Make an overhead ladder from two 2-by-4-inch (5-by-10-cm) boards, 8 feet (about 2.5 meters) long, and several lengths of 1-inch or 1 1/8-inch (2.5- or 3-cm) dowels. Hang it from basement ceiling joists or install it on posts outside.
Make a balance board from a small log 12 to 16 inches (about 30 to 40 cm) long, and a cleated board 10 inches (25 cm) wide and about 24 to 26 inches (61 to 66 cm) long.
Hang a climbing rope (even if it is short) from ceiling joists in the basement. It can also serve as a swing where children use their arm and shoulder strength to hang on instead of sitting on a seat. It can also be mounted outside from a tree limb.
Make a chinning bar out of three lengths of 1 1/2-inch (about 4-cm) galvanized pipe and a bag or two of concrete mix.
Make a shinny pole or fireman’s pole out of a 10- to 12-foot (about 3-to 4-meter) piece of 2-inch (5-cm) galvanized pipe and a bag of concrete mix.
Make a tire vault by burying one-third to one-half of a large truck tire in the ground.
Make tire trees from 12- to 14-foot (about 3- to 4-meter) logs about 10 inches (25 cm) in diameter with three sets of four used passenger car or truck tires mounted up the log so that they overlap a little. Putting two tire trees close together allows children to jump from one tree to the other. Installation in the ground should be firm.
Make a log walk (balance beam) from a pole 6 to 8 inches (about 15 to 20 cm) in diameter and about 12 to 14 feet (about 3 to 4 meters) long. Mount it on two hewn-out small pieces of log.
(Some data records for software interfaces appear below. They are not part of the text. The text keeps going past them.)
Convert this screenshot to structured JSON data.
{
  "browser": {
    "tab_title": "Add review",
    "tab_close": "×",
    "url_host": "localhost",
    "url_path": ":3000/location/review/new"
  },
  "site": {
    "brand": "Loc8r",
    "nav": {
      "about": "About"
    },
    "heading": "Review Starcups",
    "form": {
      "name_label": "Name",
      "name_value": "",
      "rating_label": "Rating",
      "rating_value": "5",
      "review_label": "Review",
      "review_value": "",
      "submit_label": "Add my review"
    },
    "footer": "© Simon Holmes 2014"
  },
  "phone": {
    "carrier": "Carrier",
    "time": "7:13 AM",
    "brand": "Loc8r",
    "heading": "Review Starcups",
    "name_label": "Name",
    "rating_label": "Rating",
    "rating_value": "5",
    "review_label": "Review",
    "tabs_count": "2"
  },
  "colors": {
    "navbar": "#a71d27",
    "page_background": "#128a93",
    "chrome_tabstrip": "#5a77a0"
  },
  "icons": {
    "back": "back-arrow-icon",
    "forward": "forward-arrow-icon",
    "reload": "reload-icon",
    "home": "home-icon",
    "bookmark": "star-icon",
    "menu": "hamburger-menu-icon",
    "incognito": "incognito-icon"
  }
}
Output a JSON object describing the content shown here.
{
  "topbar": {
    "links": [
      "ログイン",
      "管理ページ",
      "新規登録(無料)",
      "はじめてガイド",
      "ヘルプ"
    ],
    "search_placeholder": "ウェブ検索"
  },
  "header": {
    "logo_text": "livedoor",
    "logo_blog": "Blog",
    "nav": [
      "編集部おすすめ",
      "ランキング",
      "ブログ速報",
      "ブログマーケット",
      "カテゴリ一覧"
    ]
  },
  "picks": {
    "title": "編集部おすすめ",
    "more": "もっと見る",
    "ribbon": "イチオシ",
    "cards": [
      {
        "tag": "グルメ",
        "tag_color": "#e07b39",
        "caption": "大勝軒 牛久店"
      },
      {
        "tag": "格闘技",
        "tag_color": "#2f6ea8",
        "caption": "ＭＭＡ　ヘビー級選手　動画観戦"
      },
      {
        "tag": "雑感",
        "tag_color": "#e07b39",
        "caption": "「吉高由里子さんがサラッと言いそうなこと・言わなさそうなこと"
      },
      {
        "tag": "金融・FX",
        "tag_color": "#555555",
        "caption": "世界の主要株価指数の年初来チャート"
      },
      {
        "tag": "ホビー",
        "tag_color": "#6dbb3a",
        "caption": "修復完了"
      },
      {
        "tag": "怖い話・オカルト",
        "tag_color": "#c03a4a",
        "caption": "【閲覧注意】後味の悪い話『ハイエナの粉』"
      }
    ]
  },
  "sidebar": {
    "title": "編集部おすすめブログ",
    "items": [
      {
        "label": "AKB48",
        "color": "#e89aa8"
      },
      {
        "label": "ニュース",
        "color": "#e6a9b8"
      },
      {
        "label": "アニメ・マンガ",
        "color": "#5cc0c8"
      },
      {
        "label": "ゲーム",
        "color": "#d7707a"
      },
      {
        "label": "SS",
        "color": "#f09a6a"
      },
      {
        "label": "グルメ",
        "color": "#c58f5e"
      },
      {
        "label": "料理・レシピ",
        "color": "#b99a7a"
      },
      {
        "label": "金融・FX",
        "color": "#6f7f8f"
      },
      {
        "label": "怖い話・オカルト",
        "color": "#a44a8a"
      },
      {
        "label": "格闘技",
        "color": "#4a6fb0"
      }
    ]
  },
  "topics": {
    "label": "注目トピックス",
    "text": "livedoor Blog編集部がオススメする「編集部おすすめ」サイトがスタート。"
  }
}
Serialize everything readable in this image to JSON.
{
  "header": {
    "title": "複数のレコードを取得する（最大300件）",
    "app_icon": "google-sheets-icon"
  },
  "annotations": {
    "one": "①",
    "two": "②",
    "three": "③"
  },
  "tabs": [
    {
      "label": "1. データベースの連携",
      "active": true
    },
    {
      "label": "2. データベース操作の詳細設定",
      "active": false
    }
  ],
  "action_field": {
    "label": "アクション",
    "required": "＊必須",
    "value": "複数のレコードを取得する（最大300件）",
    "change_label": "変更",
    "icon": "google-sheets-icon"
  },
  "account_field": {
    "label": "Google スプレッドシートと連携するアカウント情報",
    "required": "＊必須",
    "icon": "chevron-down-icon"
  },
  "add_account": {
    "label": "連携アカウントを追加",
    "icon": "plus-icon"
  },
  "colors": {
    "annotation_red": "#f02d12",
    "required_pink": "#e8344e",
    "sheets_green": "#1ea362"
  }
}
Make a log jam using varying heights of logs 10 to 12 inches (about 25 to 30 cm) in diameter. Mount them vertically in an irregular arrangement, side by side.
Make a trapeze bar out of four eyebolts, two short pieces of chain, and about a 30-inch (about 76-cm) piece of 1 1/4-inch (about 3-cm) dowel. It can be mounted from basement floor joists, outside on an A-frame, or from a tree.
Make beanbag targets from plywood to look like clowns, animals, or trees. Bags can be tossed through holes shaped like mouths, eyes, or fruit.
Mount a dart board on a cloth-covered piece of celotex 4 feet by 4 feet (about 1.25 meters by 1.25 meters). Then there is less chance that darts will hit walls and floors.
Make a jumping board out of a 10-by-42-inch (about 25-cm-by-1-meter) piece of hardwood. Mount a 2-by-4-inch (5-by-10-cm) board securely under both ends.
Tumbling mattresses or mats
Sit-up or abdominal slant board
Basketball backboard and hoop
Volleyball and badminton standards and net
Ballet bar and mirror
Any other device for exercising muscles in which the resistance can be progressively increased
After you have decided which items you want to make or buy, work toward having them installed. Encourage regular use of the equipment.